--- START ---

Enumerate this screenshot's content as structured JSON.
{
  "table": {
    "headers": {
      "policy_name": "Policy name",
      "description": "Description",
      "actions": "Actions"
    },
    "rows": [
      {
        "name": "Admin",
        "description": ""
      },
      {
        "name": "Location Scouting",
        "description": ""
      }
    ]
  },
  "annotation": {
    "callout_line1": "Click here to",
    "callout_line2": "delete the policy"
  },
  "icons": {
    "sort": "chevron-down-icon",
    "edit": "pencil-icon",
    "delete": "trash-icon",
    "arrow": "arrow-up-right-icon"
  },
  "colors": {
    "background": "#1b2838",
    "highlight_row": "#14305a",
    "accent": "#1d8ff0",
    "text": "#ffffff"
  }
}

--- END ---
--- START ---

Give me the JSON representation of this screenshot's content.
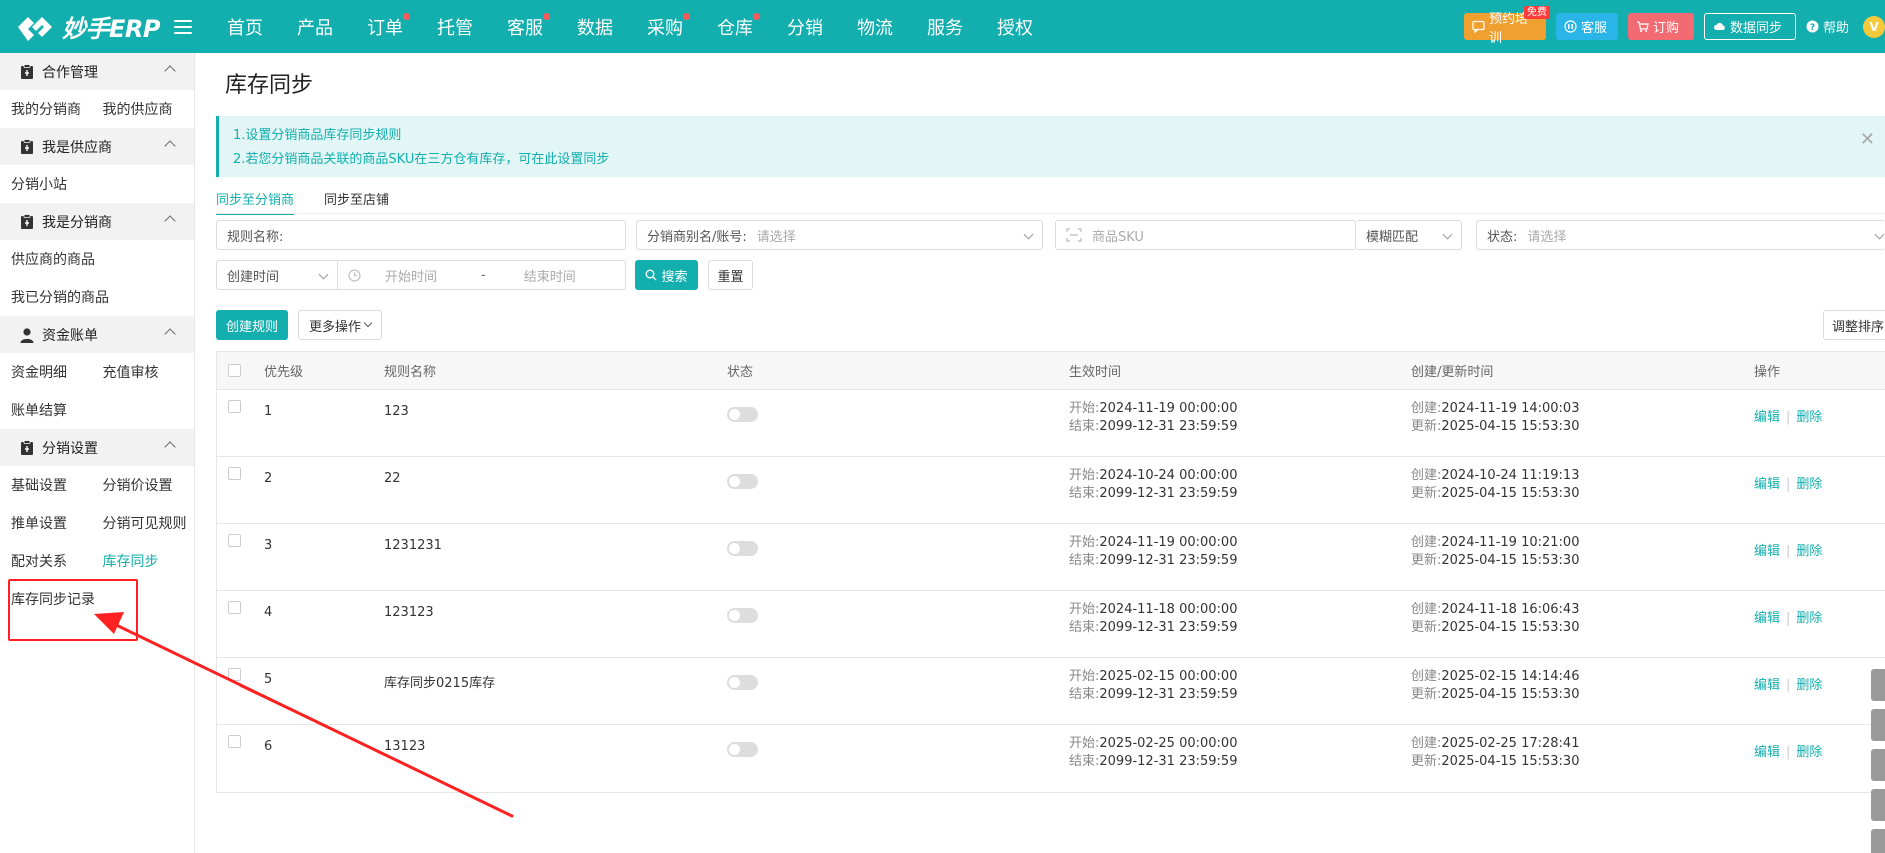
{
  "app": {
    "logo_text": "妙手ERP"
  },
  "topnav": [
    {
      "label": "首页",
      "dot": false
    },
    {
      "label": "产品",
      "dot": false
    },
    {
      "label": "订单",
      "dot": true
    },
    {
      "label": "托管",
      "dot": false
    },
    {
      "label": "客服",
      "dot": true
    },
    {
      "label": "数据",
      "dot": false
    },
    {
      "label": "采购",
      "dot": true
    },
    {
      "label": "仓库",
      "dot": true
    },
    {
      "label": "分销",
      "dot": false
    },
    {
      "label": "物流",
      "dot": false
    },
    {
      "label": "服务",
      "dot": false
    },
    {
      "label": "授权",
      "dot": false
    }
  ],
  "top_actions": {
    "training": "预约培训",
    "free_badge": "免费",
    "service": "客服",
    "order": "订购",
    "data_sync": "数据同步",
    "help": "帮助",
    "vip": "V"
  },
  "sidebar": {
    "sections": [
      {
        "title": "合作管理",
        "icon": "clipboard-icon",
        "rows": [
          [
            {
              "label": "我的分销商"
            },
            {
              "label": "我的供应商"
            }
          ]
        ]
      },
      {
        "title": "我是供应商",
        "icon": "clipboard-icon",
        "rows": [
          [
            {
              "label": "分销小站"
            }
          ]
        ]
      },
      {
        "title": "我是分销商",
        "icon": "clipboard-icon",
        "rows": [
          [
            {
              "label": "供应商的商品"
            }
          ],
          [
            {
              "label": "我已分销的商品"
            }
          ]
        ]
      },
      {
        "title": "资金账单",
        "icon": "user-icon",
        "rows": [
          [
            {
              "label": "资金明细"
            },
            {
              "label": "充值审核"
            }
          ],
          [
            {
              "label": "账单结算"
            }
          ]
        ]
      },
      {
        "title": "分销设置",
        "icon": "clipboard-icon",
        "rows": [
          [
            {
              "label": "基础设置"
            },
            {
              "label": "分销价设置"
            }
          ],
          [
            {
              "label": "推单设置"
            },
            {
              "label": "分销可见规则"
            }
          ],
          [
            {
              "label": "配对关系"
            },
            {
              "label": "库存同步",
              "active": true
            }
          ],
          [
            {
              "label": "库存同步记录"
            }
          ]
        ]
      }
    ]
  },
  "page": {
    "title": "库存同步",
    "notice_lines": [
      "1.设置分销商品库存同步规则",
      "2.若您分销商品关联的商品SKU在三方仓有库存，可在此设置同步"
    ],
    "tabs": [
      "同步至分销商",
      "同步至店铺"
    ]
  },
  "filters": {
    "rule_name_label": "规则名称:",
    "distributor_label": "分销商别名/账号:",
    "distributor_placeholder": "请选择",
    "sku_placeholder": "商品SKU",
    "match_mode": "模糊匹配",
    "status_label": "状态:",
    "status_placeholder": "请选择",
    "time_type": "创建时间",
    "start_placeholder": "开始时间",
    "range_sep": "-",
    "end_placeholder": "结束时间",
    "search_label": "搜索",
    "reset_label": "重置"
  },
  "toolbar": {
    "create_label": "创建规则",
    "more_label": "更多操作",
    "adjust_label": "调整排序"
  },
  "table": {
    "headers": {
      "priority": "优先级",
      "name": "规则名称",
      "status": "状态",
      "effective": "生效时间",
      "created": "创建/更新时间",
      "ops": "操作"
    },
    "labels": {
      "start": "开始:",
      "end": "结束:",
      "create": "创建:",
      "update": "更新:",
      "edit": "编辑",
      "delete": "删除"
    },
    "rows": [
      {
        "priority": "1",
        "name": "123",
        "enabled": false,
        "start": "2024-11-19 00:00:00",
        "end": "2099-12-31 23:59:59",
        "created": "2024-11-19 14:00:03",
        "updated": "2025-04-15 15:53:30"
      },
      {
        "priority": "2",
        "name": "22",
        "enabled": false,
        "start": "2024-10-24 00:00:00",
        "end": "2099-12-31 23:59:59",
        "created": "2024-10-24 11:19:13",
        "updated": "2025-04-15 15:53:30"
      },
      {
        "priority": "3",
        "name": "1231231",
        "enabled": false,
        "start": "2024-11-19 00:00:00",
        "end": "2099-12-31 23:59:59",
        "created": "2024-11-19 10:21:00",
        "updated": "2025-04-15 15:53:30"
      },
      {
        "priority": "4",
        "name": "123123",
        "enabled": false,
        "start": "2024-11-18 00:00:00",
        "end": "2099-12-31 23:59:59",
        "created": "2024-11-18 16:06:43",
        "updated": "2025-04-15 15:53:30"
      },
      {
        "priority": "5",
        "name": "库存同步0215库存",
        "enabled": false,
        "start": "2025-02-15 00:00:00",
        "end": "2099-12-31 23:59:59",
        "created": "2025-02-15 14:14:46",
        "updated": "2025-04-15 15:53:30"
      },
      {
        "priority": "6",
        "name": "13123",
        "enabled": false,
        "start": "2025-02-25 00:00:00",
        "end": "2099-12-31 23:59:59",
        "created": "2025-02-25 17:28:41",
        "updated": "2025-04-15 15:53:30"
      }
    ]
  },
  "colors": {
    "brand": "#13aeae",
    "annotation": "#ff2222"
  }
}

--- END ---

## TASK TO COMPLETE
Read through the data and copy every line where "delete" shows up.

## THE COMPLETED TASK
    "callout_line2": "delete the policy"
    "delete": "trash-icon",
      "delete": "删除"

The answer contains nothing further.